BALBUS, Johannes (d. 1298). Catholicon. [Strassburg: The R-Press (Adolf Rusch and Johann Mentelin), not after 1475].
Imperial 2o (472 x 315 mm). Collation: [1-910 108 1110 12-138 14-1810 198 20-2110 22-238; 24-3110 328 33-3410 3512 368 37-4010 418 426] (1/1 blank, 1/2r grammar and dictionary A-I; 24/1r dictionary K-Z, 42/6 blank). 400 leaves. 65 lines, double column. Type 2:100G. One- to ten-line initial spaces, a few with printed guide-letters. Unrubricated. Traces of contemporary manuscript quiring in arabic numerals in center of lower margin on last versos. (13/3.6 supplied from a shorter, rubricated copy, 31/7r with two lines imperfectly printed and retraced in contemporary manuscript, 36/3r and 40/8v with the last line of the page printed faintly, unobtrusive repairs to blank margins of ca. 5 leaves.) 19th-century black morocco antique over heavy wooden boards, by Blunson & Co., preserving a number of deckle edges; edges gilt, spine lettered in gilt: CATHOLICON FRATRE IOHAN DE IANUA EDITIO PRINCEPS CIRCA 1445 (slight wear).

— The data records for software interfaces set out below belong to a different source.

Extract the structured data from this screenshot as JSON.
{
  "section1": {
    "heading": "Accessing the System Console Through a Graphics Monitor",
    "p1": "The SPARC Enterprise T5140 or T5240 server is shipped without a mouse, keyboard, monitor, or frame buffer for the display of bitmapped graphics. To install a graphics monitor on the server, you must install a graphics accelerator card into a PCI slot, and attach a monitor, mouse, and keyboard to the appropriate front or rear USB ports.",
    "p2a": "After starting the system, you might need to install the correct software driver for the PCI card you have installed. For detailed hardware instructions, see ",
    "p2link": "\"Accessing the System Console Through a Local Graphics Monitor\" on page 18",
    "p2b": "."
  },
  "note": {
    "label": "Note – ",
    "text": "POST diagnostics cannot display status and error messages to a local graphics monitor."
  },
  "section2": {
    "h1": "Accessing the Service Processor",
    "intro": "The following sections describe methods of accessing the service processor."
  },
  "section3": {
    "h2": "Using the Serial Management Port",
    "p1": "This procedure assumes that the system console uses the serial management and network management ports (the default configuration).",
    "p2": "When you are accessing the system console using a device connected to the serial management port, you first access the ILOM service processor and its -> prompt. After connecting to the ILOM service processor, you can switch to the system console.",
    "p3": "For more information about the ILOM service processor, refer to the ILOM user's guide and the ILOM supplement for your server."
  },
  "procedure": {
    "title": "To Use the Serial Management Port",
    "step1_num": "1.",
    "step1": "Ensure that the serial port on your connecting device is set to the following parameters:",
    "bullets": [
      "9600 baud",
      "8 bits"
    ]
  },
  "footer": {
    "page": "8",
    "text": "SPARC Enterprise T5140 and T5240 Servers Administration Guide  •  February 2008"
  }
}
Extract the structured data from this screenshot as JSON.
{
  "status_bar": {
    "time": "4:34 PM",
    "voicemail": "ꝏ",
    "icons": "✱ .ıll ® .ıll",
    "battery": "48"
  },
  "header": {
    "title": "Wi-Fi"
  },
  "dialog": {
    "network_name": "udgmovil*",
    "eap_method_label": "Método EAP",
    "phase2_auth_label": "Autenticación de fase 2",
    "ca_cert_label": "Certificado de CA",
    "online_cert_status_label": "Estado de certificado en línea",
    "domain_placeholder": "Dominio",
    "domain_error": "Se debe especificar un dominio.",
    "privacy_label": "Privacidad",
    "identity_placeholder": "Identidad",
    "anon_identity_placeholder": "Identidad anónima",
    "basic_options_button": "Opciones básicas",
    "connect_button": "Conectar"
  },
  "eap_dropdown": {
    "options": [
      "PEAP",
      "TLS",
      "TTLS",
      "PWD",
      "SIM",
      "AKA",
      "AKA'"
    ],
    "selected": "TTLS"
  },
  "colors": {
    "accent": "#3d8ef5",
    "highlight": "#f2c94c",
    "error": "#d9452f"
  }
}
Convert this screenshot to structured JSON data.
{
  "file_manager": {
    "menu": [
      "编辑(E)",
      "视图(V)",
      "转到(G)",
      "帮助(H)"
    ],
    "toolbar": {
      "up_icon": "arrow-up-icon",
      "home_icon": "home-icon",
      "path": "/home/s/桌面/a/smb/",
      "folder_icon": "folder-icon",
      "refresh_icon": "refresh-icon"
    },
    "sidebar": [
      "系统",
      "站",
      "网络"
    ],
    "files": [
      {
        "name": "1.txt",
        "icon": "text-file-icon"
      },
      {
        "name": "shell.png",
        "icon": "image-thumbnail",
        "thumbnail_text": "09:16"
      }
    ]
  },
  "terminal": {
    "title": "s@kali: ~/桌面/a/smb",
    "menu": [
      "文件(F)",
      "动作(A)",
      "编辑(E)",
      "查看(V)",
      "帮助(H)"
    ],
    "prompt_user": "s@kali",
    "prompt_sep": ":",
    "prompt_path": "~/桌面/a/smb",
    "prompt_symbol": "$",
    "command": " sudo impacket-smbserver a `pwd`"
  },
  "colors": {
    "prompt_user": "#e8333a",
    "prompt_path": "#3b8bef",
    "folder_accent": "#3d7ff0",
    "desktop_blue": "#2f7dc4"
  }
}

Provenance: George Washington Moon (1823-1909): large leather bookplate with gilt monogram and motto Astra castra, numen lumen, presumably bound for him; Moon was the author of The "65-line A" Catholicon: The Oldest Type-printed Book in Existence (London 1901), in which he claimed that this edition of the Catholicon was the earliest printed book -- Lord Peckover of Wisbech (1839-1919), bequeathed to Miss Algerina Peckover, sold at Sotheby's, 24 May 1938, lot 313 -- Clifford Rattey (bookplate, pencilled notes on flyleaf).
Third edition, preceded by Gutenberg's 1460 edition (and subsequent impressions) and Gunther Zainer's 1469 edition. The Mainz and Augsburg editions of the Catholicon were set from different manuscripts, but the present Strassburg edition was set partly from Gutenberg's text, partly from Zainer's. This version seems to have served as the basis of many, if not all, later incunable editions of the Catholicon (cf. G. Powitz, in Wolfenbttler Notizen zur Buchgeschichte, vol. 13, 1988, p. 136). A popular Latin encyclopedia with a prefatory grammatical treatise, the Catholicon was a standard reference work in the later Middle Ages. It survives in many manuscripts of the fourteenth and fifteenth centuries, and was printed in 24 incunable editions.
None of the books printed in the R-Press type 2 are signed or dated. Traditionally the R-Printer, named from the unusual form of capital "R" used with his Roman type, has been identified with Adolf Rusch, a son-in-law of Johann Mentelin. The press is, however, more correctly described as a partnership between the two printers. In a letter of 18 February 1478 the city council of Lbeck asked that Mentelin and Rusch return a manuscript of Vincent of Beauvais's Speculum doctrinale which had been loaned to them, a circumstance which must be related to the unsigned edition of this work printed in the R-Press type 2 (Goff V-278=V-279). Since this type includes capital sorts from R-Press type 1, it is likely that R-Press type 1 was also used by Rusch and Mentelin in partnership. Their joint venture seems to have lasted from ca. 1473 until Mentelin's death in 1478. Although the books printed in R-Press type 2 have previously been assigned to dates as early as ca. 1470, the apparently early inscriptions used to justify this dating have been discredited, and the paper stocks used by the press cannot be traced before ca. 1473. (Cf. Doheny I, 16; Jean-Luc Kahn, in Bulletin du bibliophile, 1990, pp. 360-364.)
The earliest rubrication date associated with the present edition of the Catholicon is 1475, found in the Freiburg im Breisgau copy (Sack 427). A second R-Press edition of the Catholicon was printed between 1475 and 1477, also in imperial folio format; it has 67 lines per page and 372 folios.
AN EXCEPTIONALLY TALL AND FRESH COPY. HC 2253; BMC I, 64 (IC. 663); BSB-Ink. B-10; CIBN B-15; GW 3184; Pr 247; Goff B-22.
Moon, George Washington. The "65-line A" Catholicon: The Oldest Type-printed Book in Existence, London: Privately printed, 1901. No. 231 of 241 copies. Tipped-in: autograph letter signed from L.A. Sheppard of the British Museum to Clifford Rattey, 28 January 1952, regarding Moon's thesis and the evidence for dating R-Press books. (Front wrapper detached, back wrapper missing.) (2)